“Here’s a good one, Fred,” Lisbeth said. “It’s perfect.” As his collection was about to topple, I held out the bottom of my sweatshirt to serve as a basket. “Here’s a great one,” continued Lisbeth, “but I’ll have to rinse it off.”
“Let Fred do it,” I said, to her retreating back. I feared he’d let her do all the bending and rinsing. Intent on self-esteem building, I wanted him to remain in action. Fred pointed to another shell.
“Pick it up,” I said, and he did. Lisbeth was too enthused for me to conquer her several rinse runs to the sea before she walked ahead.
Four motor homes huddled together, facing the waves. Each had fishing gear and a large cooler attached to its front fender for the men heaving baited fishing lines fifty yards into the Atlantic.
“How you doing?” each fisherman asked as we passed, Fred winning friends among faces etched with lines not caused only by weather.
“Hello,” said a smiling Fred next to a relieved me.
A five-year-old girl, at the feet of her snoozing dad, was scraping a path to the sea with her tiny fingers.
“Fred, do you want to give the little girl a shell?”
“Hi, would you like this?” I asked, unintentionally waking up the dad and surprising the girl.
“Yes,” she said, demurely studying the sand.
“Go ahead, give it to her,” I told Fred.
My brother took a step forward, extended his arm, and bent at the waist. “Here.”
“Thank you,” said the girl, boldly taking the shell.
“That’s very sweet,” said the grinning dad.
We had about ten pounds of shells when we reached the blanket.
“What you got there, Fred?” asked Lisbeth.
“Shells,” Fred said.
“You’re not planning to take them home?” she asked me, not one for clutter.
“Fred’s going to paint ‘em with his friends,” I said.
“All of them?”
Fred left the blanket to circulate over yet another cluster of shells. I watched, transfixed by the lone, little figure engaged in an independent activity. My brother was selecting shells for his collection…for his friends…for his plan.

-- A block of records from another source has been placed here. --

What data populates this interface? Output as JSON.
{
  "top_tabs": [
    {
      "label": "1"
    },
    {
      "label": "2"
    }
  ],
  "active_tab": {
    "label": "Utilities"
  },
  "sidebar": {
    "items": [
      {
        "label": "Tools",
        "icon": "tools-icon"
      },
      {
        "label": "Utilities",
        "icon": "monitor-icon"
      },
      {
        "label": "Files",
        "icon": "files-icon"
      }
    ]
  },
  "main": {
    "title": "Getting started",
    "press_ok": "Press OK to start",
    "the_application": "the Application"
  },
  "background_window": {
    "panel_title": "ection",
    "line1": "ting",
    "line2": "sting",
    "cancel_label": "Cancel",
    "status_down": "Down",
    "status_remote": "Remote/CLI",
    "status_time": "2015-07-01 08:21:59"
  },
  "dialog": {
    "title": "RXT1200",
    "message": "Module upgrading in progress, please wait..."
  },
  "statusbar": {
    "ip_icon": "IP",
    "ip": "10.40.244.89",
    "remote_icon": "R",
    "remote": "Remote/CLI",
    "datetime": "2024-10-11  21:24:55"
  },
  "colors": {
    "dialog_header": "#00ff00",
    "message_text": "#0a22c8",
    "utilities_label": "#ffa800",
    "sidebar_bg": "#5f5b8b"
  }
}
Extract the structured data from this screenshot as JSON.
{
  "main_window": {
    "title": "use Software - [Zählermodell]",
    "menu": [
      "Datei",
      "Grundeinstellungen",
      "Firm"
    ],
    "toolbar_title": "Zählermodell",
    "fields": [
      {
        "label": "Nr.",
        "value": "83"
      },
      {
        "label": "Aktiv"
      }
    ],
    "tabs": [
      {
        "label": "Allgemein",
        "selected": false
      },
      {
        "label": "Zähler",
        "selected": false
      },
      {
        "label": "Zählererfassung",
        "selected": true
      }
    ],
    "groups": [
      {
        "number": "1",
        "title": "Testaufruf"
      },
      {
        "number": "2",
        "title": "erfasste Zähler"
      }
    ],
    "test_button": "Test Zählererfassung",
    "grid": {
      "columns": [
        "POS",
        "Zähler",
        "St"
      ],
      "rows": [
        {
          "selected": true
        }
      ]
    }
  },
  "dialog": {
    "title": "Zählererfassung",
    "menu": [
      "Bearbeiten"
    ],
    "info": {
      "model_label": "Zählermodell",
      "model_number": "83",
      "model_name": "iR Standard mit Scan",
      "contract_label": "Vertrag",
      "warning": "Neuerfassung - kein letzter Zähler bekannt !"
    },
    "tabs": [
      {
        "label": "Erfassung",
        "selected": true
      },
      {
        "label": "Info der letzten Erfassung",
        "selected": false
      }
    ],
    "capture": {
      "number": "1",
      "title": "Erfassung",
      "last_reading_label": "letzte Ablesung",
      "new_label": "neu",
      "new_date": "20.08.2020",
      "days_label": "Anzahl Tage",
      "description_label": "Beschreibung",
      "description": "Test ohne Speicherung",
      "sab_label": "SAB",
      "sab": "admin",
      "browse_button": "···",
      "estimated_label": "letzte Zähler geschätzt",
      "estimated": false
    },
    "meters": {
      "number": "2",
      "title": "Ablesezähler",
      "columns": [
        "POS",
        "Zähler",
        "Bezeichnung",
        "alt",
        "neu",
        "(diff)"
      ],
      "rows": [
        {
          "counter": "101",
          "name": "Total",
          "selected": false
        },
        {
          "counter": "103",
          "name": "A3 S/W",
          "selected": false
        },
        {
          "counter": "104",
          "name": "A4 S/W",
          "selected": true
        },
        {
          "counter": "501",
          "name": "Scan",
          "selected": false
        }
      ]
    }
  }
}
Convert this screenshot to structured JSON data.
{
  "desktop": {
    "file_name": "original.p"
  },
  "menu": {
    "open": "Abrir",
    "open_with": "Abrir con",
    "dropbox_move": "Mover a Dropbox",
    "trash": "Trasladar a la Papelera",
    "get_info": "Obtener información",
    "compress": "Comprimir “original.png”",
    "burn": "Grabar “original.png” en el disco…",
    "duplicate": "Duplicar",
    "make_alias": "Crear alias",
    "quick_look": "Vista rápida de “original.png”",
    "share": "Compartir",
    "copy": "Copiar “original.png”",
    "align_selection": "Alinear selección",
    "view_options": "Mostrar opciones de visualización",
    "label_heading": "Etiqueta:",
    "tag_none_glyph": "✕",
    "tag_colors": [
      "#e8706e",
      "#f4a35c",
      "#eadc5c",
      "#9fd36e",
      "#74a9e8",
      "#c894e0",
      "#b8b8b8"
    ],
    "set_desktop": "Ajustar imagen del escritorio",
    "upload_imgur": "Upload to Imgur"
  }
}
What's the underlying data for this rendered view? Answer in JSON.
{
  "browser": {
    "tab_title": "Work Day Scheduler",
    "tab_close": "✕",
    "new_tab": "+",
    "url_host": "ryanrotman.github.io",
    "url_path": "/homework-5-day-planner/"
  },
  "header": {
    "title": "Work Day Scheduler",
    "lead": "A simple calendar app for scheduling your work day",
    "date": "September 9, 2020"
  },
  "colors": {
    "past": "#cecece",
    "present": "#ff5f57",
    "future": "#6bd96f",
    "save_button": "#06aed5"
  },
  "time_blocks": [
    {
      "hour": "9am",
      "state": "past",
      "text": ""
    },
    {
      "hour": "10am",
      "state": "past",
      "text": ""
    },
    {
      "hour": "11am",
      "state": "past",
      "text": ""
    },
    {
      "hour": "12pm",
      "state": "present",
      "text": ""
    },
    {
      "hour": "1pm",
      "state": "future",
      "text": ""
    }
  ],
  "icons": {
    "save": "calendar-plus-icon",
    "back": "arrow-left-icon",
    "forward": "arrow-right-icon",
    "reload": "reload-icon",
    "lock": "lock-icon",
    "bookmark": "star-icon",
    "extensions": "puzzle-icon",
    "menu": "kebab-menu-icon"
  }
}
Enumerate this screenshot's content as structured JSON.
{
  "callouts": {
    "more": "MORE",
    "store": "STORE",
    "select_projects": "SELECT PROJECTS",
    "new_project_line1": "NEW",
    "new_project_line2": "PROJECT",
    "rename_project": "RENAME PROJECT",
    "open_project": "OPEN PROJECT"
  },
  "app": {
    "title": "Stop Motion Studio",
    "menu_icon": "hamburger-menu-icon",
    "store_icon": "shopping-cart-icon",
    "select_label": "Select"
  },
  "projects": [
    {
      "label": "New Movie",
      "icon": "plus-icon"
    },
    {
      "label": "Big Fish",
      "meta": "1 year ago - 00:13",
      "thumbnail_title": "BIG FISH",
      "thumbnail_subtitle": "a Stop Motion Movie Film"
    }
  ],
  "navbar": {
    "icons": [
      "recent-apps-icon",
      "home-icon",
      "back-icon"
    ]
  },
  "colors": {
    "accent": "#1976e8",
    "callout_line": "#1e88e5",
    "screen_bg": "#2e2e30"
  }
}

A picture etched into memory.
Although returning to the car still entailed “I’m gonna fall down” and plunging ahead unaware of the sharp blades of grass, there was no “Aarrgh!” in the parking lot where we brushed sand from between our toes and put on our socks and…shoes. Instead of sneakers, Fred had chosen to wear black oxfords; with pant legs still rolled up and stocking cap poking off to the right, he resembled a golfer…in Scotland.
“Fred, roll down your pants.” We chuckled, before piling into the car.
At his apartment building, Lisbeth said, “Fred, I want a painted shell.” But he was already hauling his three plastic bags of sea souvenirs into the lobby.
Standing next to him in the elevator, I knew we were far apart. But I didn’t know that a discovery of shells would one day evoke a family story shared by brothers.